EXERCISE DATA:
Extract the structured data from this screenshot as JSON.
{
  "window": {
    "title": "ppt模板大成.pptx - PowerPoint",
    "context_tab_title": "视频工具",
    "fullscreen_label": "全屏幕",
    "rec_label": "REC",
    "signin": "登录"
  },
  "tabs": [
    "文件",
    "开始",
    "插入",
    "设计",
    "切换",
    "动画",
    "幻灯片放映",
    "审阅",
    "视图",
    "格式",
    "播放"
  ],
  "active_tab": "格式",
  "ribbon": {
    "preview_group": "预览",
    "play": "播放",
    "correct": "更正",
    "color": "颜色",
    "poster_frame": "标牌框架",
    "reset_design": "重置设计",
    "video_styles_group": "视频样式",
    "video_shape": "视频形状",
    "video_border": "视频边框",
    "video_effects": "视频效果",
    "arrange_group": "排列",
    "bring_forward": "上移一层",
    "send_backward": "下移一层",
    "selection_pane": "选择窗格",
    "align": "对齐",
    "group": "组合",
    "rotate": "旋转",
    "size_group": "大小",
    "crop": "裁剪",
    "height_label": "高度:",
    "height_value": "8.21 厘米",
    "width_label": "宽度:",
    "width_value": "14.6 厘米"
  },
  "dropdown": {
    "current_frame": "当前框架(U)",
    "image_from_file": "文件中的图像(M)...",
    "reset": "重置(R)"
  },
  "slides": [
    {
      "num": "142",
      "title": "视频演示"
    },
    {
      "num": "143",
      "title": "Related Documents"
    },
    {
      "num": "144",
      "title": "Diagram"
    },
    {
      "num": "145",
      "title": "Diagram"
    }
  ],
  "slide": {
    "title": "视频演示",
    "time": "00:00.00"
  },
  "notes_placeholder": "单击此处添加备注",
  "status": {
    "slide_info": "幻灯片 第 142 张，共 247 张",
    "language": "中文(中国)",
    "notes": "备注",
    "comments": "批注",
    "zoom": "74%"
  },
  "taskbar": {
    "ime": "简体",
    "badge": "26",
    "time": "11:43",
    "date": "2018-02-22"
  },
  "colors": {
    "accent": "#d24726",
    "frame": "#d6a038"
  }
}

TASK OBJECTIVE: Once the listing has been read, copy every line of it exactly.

THE ANSWER:
Extract the structured data from this screenshot as JSON.
{
  "window": {
    "title": "ppt模板大成.pptx - PowerPoint",
    "context_tab_title": "视频工具",
    "fullscreen_label": "全屏幕",
    "rec_label": "REC",
    "signin": "登录"
  },
  "tabs": [
    "文件",
    "开始",
    "插入",
    "设计",
    "切换",
    "动画",
    "幻灯片放映",
    "审阅",
    "视图",
    "格式",
    "播放"
  ],
  "active_tab": "格式",
  "ribbon": {
    "preview_group": "预览",
    "play": "播放",
    "correct": "更正",
    "color": "颜色",
    "poster_frame": "标牌框架",
    "reset_design": "重置设计",
    "video_styles_group": "视频样式",
    "video_shape": "视频形状",
    "video_border": "视频边框",
    "video_effects": "视频效果",
    "arrange_group": "排列",
    "bring_forward": "上移一层",
    "send_backward": "下移一层",
    "selection_pane": "选择窗格",
    "align": "对齐",
    "group": "组合",
    "rotate": "旋转",
    "size_group": "大小",
    "crop": "裁剪",
    "height_label": "高度:",
    "height_value": "8.21 厘米",
    "width_label": "宽度:",
    "width_value": "14.6 厘米"
  },
  "dropdown": {
    "current_frame": "当前框架(U)",
    "image_from_file": "文件中的图像(M)...",
    "reset": "重置(R)"
  },
  "slides": [
    {
      "num": "142",
      "title": "视频演示"
    },
    {
      "num": "143",
      "title": "Related Documents"
    },
    {
      "num": "144",
      "title": "Diagram"
    },
    {
      "num": "145",
      "title": "Diagram"
    }
  ],
  "slide": {
    "title": "视频演示",
    "time": "00:00.00"
  },
  "notes_placeholder": "单击此处添加备注",
  "status": {
    "slide_info": "幻灯片 第 142 张，共 247 张",
    "language": "中文(中国)",
    "notes": "备注",
    "comments": "批注",
    "zoom": "74%"
  },
  "taskbar": {
    "ime": "简体",
    "badge": "26",
    "time": "11:43",
    "date": "2018-02-22"
  },
  "colors": {
    "accent": "#d24726",
    "frame": "#d6a038"
  }
}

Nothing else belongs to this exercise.